So, returning to the notion of my fear of money, what has recently come to the surface is my reluctance to seek financial support as I embark on this phase of life where I aim to become self-reliant.
Asking for financial assistance feels like an admission that I cannot be trusted to provide for myself.
Hence, I’ve been avoiding, postponing, and even rejecting the idea of seeking support from my parents. The question that keeps resurfacing is: why?
Why am I so determined to prove to myself that I can fend for myself when all signs (overdraft, empty bank account, self-imposed Klarna ban) point to the fact that I can’t?
Here’s what I think.
I’m not fighting against my parents; I’m fighting against the patriarchy.
It’s the system that ingrained in me the notion that being a woman equates to weakness, that being a woman implies dependence on the stability of a man, and that being a woman inherently means needing help.
And that infuriates me.
The problem (?) is that I’m so furious that I’d rather dwell miserably in my overdraft than seek support from the people I love.
And the fact is I don’t actually know if I’ll be able to prove that I am, indeed, capable of supporting myself.
I don’t know if I’ll affirm the narrative that a woman on her own is helpless. Or perhaps, I’ll sail off into the sunset on a life raft fashioned from my own two capable hands.
But what I’m currently focused on, what holds the utmost importance for me right now, is learning to trust in my ability to make it work, either way.
What does it look like to rebuild that self-trust after concealing your true self for so many years?
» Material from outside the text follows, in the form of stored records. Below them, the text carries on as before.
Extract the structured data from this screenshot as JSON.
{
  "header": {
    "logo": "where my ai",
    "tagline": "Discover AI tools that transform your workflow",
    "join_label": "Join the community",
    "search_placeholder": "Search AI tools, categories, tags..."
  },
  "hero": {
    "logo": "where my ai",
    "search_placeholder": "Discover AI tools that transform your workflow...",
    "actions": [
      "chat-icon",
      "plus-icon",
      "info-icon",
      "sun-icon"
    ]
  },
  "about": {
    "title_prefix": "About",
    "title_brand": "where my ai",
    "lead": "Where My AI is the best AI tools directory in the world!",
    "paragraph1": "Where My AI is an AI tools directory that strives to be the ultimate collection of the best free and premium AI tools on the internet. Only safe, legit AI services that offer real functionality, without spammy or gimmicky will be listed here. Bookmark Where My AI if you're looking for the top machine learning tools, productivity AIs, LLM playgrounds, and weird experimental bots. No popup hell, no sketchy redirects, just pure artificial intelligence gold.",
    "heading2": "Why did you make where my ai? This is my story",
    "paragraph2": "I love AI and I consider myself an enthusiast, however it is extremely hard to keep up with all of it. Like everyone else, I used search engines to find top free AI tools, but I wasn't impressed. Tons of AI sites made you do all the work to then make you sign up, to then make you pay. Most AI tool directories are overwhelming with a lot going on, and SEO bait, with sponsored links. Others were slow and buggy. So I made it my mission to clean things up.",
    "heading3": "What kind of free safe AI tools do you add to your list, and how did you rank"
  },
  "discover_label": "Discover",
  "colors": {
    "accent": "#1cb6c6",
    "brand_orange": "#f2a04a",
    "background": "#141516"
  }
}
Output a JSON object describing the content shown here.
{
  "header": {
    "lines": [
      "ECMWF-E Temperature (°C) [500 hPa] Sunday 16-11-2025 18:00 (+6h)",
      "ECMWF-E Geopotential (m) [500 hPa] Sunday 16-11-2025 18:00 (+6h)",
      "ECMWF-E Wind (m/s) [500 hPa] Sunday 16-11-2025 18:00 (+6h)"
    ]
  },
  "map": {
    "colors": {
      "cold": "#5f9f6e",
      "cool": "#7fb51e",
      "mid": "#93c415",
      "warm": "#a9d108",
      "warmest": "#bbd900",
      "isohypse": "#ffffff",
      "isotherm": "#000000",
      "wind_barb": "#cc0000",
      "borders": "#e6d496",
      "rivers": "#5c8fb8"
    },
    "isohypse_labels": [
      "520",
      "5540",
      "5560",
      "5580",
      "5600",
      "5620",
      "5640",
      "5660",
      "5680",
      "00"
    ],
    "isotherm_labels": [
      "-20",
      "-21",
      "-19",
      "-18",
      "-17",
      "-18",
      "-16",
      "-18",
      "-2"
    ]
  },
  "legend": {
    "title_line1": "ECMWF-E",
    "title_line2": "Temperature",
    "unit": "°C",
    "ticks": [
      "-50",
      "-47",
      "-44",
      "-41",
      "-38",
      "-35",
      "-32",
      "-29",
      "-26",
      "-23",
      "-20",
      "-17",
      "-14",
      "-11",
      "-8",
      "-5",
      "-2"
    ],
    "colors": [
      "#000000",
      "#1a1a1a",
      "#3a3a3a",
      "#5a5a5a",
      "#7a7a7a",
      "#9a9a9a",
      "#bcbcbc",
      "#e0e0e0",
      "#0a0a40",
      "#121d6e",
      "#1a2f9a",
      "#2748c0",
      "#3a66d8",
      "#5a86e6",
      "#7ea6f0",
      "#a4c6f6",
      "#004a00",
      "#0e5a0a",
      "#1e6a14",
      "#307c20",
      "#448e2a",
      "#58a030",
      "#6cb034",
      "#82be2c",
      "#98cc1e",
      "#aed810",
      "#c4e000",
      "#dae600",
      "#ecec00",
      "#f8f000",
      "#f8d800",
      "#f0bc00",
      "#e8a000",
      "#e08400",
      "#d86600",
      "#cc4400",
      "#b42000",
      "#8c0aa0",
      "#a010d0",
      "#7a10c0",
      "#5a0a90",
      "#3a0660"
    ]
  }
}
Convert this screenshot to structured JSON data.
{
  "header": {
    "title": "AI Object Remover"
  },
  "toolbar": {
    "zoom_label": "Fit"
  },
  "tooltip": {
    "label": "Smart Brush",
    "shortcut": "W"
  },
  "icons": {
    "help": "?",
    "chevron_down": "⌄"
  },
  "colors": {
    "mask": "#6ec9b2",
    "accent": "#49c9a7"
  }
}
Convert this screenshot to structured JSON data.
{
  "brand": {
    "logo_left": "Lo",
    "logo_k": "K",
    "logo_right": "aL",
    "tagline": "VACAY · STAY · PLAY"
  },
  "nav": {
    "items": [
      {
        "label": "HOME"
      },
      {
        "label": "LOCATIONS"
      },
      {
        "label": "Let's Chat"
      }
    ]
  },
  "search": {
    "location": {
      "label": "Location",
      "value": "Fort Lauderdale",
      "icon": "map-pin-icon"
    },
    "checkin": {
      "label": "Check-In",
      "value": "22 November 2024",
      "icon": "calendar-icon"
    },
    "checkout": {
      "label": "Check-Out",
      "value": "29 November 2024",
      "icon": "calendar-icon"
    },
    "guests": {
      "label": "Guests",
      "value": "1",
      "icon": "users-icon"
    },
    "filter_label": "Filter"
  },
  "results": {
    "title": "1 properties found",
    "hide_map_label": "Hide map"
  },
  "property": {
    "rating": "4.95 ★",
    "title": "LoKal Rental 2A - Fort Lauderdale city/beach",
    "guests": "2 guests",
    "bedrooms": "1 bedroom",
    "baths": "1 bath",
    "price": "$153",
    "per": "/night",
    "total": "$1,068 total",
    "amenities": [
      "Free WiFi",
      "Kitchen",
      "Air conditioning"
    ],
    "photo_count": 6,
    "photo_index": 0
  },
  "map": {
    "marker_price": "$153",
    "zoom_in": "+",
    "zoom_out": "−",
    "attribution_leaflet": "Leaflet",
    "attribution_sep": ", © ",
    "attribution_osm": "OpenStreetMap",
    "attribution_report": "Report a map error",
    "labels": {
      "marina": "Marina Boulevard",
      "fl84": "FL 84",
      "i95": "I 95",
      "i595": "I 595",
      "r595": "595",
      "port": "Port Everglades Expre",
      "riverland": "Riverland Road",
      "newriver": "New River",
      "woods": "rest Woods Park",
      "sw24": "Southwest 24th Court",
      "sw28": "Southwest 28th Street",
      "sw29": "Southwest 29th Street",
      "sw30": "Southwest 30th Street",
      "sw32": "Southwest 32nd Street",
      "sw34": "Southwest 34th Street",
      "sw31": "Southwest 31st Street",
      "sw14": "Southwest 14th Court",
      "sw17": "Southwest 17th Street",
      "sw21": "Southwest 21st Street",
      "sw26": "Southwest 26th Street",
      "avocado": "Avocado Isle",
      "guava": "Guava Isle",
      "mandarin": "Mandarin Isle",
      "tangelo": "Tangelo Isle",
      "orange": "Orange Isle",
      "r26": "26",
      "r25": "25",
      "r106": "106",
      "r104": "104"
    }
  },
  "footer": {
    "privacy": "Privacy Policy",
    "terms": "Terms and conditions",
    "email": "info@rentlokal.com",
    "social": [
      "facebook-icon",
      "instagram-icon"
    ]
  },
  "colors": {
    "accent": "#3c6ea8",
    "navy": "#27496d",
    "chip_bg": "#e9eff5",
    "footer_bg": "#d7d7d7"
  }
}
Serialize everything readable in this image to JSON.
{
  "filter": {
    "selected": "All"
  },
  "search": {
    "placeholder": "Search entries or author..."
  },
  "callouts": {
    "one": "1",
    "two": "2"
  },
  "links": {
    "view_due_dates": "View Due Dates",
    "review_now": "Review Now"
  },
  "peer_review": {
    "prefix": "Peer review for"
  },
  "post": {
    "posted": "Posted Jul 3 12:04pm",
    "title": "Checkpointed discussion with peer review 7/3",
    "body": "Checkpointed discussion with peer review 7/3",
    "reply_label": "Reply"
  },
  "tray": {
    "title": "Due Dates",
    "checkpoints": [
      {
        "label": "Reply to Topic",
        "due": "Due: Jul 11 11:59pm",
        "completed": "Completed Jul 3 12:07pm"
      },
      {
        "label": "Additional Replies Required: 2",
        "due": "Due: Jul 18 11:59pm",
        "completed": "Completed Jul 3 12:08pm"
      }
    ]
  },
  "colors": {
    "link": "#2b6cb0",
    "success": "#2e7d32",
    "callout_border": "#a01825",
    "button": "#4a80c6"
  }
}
For me, it entails:
1. Believing in my own experiences.
2. Allowing my perception of those experiences to evolve over time.
3. Forgiving myself for keeping certain aspects of my identity hidden.
This journey is about embracing financial independence while simultaneously embracing trust in oneself, which means sometimes withstanding the uncomfortable truth: it is hard to do both.